== Data under study ==
☆ ☆ ☆

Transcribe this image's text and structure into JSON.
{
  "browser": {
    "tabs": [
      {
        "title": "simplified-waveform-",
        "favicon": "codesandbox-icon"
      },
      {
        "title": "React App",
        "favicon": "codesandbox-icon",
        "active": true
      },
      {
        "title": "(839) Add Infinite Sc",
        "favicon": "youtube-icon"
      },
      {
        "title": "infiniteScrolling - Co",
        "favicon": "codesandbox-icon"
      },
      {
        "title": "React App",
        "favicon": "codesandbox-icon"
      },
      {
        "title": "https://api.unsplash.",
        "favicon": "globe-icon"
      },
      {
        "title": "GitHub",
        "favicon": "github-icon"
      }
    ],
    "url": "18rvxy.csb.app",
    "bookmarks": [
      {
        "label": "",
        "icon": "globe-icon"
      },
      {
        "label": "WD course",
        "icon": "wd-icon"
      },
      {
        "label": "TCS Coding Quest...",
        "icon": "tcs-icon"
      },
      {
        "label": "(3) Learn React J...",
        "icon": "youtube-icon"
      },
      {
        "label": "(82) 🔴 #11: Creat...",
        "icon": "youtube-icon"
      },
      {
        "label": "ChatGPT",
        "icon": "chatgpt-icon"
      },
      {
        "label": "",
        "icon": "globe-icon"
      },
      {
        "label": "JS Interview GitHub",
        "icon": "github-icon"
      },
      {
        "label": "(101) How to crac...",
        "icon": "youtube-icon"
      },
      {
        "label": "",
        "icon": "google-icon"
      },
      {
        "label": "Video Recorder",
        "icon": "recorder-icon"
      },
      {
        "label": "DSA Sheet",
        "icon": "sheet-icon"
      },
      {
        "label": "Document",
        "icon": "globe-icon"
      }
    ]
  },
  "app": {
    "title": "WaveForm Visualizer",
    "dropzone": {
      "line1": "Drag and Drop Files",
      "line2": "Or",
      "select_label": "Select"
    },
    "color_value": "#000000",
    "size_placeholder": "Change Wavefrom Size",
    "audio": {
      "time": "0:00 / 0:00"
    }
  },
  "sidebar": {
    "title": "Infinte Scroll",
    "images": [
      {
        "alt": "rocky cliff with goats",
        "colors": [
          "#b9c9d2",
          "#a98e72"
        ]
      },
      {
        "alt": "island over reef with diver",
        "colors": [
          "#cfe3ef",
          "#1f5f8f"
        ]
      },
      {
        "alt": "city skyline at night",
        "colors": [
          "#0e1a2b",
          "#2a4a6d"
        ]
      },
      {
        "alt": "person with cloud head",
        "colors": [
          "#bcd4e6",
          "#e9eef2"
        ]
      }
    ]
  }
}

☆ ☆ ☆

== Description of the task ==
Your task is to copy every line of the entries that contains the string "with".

== Written reply ==
        "alt": "rocky cliff with goats",
        "alt": "island over reef with diver",
        "alt": "person with cloud head",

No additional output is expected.